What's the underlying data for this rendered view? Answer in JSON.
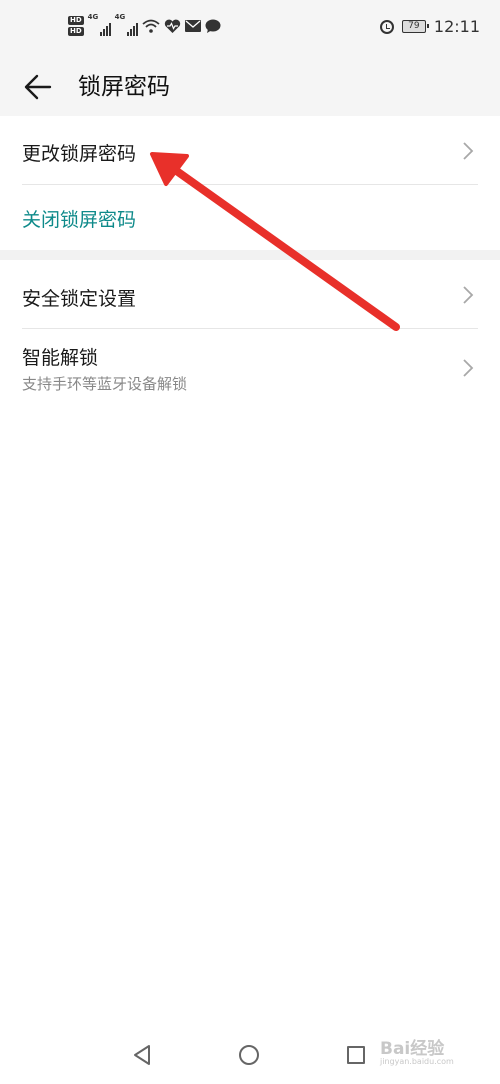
{
  "status_bar": {
    "hd_labels": [
      "HD",
      "HD"
    ],
    "network_labels": [
      "4G",
      "4G"
    ],
    "battery": "79",
    "time": "12:11"
  },
  "header": {
    "back_icon": "arrow-left-icon",
    "title": "锁屏密码"
  },
  "section1": {
    "change_label": "更改锁屏密码",
    "close_label": "关闭锁屏密码"
  },
  "section2": {
    "security_lock_label": "安全锁定设置",
    "smart_unlock_label": "智能解锁",
    "smart_unlock_sub": "支持手环等蓝牙设备解锁"
  },
  "nav_bar": {
    "icons": [
      "triangle-back-icon",
      "circle-home-icon",
      "square-recent-icon"
    ]
  },
  "watermark": {
    "text": "Bai经验",
    "sub": "jingyan.baidu.com"
  },
  "colors": {
    "accent_teal": "#0e8a8a",
    "annotation_red": "#e8302a",
    "background": "#ffffff",
    "header_bg": "#f5f5f5"
  }
}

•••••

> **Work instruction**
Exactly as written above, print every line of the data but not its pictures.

> **Output for this task**
What's the underlying data for this rendered view? Answer in JSON.
{
  "status_bar": {
    "hd_labels": [
      "HD",
      "HD"
    ],
    "network_labels": [
      "4G",
      "4G"
    ],
    "battery": "79",
    "time": "12:11"
  },
  "header": {
    "back_icon": "arrow-left-icon",
    "title": "锁屏密码"
  },
  "section1": {
    "change_label": "更改锁屏密码",
    "close_label": "关闭锁屏密码"
  },
  "section2": {
    "security_lock_label": "安全锁定设置",
    "smart_unlock_label": "智能解锁",
    "smart_unlock_sub": "支持手环等蓝牙设备解锁"
  },
  "nav_bar": {
    "icons": [
      "triangle-back-icon",
      "circle-home-icon",
      "square-recent-icon"
    ]
  },
  "watermark": {
    "text": "Bai经验",
    "sub": "jingyan.baidu.com"
  },
  "colors": {
    "accent_teal": "#0e8a8a",
    "annotation_red": "#e8302a",
    "background": "#ffffff",
    "header_bg": "#f5f5f5"
  }
}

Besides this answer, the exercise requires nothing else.